Does Purpose or Passion Predict Performance?

by
imperative
Research on Purpose
March 14, 2018

When it comes to performance, what matters more: purpose or passion? Do you want employees who are enthusiastic about their work or feel it has a broader meaning and helps other people?

This is the question University of California Berkeley Professor, Morten Hansen, wanted to answer for his new book. To do so, he surveyed 5,000 employees and then associated their responses with performance scores from their employers. This enabled him to see the connection between performance, purpose, and passion.

He found that people without purpose or passion are very low performers – bottom 10th percentile. Similarly, he found that those with high passion and purpose were outstanding performers – 80th percentile.
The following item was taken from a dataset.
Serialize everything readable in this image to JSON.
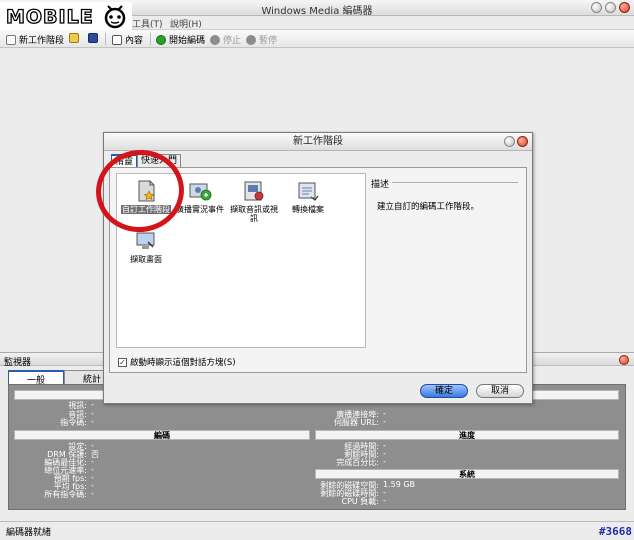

No headline there.

What he found that has surprised leaders is that purpose is far more important than passion. If someone had passion but little purpose, they fared only a little better than someone without either – 20th percentile.

On the other hand, if someone had low passion but high purpose, they saw a major jump in performance – 64th percentile.

Purpose trumps passion.

In Dan and Chip Heath’s latest book, The Power of Moments, they explain this simply. “Passion is individualistic. It can energize us but also isolate us, because my passion isn’t yours. By contrast, purpose is something we can share. It can knit groups together.”

They go on to explain the findings of Yale’s Amy Wrzesniewski, who inspired much of our work at Imperative. “Purpose can be cultivated in a moment of insight and connection.” They recommend that leaders cultivate a sense of purpose – “to unite people who might otherwise go in different directions.”

That has been our mission at Imperative since we founded the company. Our SaaS platform unites teams and organizations using the science of purpose. It creates the moments of shared purpose that helps everyone see that their work matters.

Subscribe to the Purpose Press.

You'll receive the latest research, events, articles, webinars, and more delivered to your inbox every two weeks.

Subscribe here.